What does the last of the housewives do?

What I’ve learned about Camping. Part Two. Action.

Most people go camping to commune with nature, wander through the bush, live life in the slow lane. Not if you’re camping with my husband, though. He booked us into every activity Glenworth Valley had to offer. And here’s what I learned.

If you’re a middle aged woman going abseiling for the first time in a long time, the key is to stare at the top of your shoes, no lower. If you’re a small boy, you may need moral support.

If you’re a show off fourteen year old boy, you go down every which way.

Here’s how you remove a bush tick. You kill it first with some strong fluid, as it may be Aerogard Tropical Strength. You then grasp it firmly near the skin on your daughter’s neck an remove it with a firm twisting motion. That’s what Gosford Hospital told me, anyway.

I know diamond pythons are as common as belly buttons north of the Tropic of Capricorn. But they can also be found this far south.

There are about two hundred horses at Glenworth Valley, and I think the Muffet may have ridden or patted all of them.

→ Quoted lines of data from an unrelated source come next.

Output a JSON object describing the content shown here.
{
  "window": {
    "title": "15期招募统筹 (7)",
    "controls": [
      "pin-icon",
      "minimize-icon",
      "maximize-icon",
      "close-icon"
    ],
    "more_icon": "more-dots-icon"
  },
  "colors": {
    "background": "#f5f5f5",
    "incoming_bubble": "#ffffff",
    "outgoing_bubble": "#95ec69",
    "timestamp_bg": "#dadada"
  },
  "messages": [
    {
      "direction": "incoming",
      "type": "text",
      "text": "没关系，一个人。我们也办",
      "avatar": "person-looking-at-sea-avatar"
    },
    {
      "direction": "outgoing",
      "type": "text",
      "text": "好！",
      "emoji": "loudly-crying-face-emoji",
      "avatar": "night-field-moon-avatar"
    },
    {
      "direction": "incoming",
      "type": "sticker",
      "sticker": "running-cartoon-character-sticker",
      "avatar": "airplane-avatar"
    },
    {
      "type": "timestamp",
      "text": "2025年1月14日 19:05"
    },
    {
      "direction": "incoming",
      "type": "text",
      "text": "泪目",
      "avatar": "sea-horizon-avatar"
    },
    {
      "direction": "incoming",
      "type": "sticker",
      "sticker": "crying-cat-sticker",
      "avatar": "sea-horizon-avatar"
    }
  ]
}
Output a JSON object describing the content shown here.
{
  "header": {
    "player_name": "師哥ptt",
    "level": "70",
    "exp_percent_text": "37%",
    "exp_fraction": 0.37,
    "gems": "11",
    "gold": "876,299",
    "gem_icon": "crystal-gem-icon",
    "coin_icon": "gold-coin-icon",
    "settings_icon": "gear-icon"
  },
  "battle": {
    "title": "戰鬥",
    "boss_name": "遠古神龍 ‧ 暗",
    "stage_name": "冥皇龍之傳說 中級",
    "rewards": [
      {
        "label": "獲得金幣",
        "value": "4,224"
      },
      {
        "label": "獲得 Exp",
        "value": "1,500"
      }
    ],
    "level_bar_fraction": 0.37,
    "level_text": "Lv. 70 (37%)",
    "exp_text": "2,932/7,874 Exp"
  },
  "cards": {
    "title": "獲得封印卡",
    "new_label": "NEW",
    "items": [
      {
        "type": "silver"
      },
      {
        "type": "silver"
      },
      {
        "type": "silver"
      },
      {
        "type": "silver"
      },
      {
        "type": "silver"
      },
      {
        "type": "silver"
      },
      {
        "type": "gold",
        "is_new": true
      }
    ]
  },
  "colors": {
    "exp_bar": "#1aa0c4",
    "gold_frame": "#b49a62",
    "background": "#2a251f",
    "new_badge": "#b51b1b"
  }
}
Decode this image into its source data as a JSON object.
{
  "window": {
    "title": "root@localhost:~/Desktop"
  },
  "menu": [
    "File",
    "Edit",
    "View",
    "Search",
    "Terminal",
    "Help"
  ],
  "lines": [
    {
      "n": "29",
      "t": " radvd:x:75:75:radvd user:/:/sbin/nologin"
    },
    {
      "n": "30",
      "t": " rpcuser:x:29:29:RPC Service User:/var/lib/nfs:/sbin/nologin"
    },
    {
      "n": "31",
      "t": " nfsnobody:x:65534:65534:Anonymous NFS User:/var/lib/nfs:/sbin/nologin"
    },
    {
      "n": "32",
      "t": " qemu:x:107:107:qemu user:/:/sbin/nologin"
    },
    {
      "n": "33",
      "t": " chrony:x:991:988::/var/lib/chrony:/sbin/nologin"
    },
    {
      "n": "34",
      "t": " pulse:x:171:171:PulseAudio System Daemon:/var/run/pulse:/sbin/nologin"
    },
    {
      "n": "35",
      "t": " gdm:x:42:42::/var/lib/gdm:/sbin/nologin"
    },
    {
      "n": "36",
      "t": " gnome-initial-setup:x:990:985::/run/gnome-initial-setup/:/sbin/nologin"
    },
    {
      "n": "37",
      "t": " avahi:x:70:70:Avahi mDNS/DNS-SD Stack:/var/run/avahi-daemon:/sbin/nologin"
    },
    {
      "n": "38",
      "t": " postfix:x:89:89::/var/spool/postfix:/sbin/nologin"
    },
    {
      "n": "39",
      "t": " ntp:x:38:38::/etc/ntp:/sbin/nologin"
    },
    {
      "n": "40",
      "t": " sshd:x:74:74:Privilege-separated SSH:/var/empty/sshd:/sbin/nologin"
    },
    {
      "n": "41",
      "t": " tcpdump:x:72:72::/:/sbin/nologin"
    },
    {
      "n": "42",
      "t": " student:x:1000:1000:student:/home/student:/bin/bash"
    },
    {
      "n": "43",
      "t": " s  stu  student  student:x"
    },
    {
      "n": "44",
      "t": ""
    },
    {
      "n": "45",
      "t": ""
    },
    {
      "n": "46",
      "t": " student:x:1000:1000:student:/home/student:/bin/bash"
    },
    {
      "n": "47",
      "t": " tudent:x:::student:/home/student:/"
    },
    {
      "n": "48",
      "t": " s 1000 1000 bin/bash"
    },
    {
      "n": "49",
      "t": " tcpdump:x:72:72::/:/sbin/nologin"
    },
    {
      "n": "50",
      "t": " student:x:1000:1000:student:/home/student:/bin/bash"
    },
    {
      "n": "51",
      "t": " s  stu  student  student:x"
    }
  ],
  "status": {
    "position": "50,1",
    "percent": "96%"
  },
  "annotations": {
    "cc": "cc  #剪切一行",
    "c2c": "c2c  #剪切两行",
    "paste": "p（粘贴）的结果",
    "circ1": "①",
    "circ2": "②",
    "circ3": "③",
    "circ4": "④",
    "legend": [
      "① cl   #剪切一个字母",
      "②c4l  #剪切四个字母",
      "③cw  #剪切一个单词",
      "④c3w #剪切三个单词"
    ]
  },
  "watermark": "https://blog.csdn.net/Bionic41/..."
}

I learned that I really quite like riding. But my legs are entirely the wrong shape. It was a full twenty four hours before I could get them to cooperate again.

If you’re a very small boy, no relation to me, and you ride your tiny bike down a steep slope terminating in a ditch, like this,

you will, much to the horror of onlookers, go over the handlebars and break your bike clean in half. It turns out that one of the little boys in the audience wasn’t crying in sympathy, it was his bike. He was to be seen for the next two days forlornly wheeling the front half of his bike around like a pedal free unicycle. The young trick cyclist was essentially unharmed, you’ll be pleased to know.

The last thing I learned won’t be very surprising. It is that, after a hard day riding and abseiling and feeding people and washing up in a bucket, a glass of aged red served in a plastic cup under a sky full of stars, drunk while reclining on a grassy hillside somewhat dotted with horse pats, tastes mighty fine. Mighty fine.


What I’ve Learned about Camping. Part One. Setting Up.

Contrary to popular belief, it wasn’t my fault we’ve never gone camping. It just that in such an active family we’ve never managed to find a weekend that was completely and totally free of sport. When a long weekend loomed that had been reserved for a family event that was subsequently postponed the time seemed right. Ho for Glenworth Valley.

There appear to be two types of campers. One lot are after a cheap holiday, so they bring along all the comforts of home. A giant tent with multiple annexes. A folding pergola. Tables and chairs. Gas barbecues. Many lights. Flock lined inflatable air beds with pockets so they don’t fling you off if you roll over too incautiously in the night. Their own toilet paper.

And there’s the likes of us who are after the nature experience. I didn’t want to commit to camping too much in case we didn’t like it, so we made do with what we had. We hired a four man tent from reception and brought along a two man tent my husband has grimly retained since childhood in the unwavering knowledge that he would eventually have a family that he would definitely take camping one day. I’m not even sure it’s real tent.

Yes, the banana yellow contraption. It wouldn’t sustain the onslaught of a swarm of monarch butterflies, so it was lucky there was no weather to speak of.

As it turned out, there was a third type camping at Glenworth Valley this weekend. “What’s Confest?” we asked our abseiling guide, Dean, after we’d passed the fourth sign for it. “Well, I don’t know what the C and the O stand for, but the N is for Nudist”, he explained. They were put in the most remote field available, but they still had to ignore utes full of gawkers on their way to abseiling, or kayakers, or the odd string of horse riders. It turns out the Confest is slightly more nuanced than that, but it was definitely a clothing optional event.

To the things I’ve learned. I’ve learned that a child can sleep quite comfortably on ground covered only by a doona, but an adult attempting the same feat becomes rather aware of their hips. A Thermarest or equivalent is the basic minimum requirement for a half decent night’ sleep. I wonder if a yoga mat would work?

I can light a fire.

My dear husband took one look at that and said “that’s never going to light”. What would he know. Nothing. In under five minutes that was a blazing inferno. But apparently I wouldn’t have earned the Scouts badge because I used three matches instead of one. Pfft.

One can make proper coffee camping.

It was more a proof of concept than anything else. We got that pot as a wedding present or something and it has rather languished at the back of the cupboard. I was certainly not going to be drinking instant even if we were going bush. It did work, the handle didn’t melt, but to took ages and was very very very strong. I thought getting a latte from the Glenworth Valley cafe was cheating.

An ablutions block is a marvelous thing to have available while camping. The one in our field was constructed of green powder coated corrugated iron, you pushed one button for a one minute warm shower and that’s really all you need. It was light and well constructed and had three hooks for your stuff and a soap dish and you couldn’t ask for a nicer fit out.

And finally a hammock is an excellent addition to any holiday. A few people brought their own, but we set up within easy reach of an existing one.

I’ll get on to the activities in my next post. Suffice to say they were many and varied.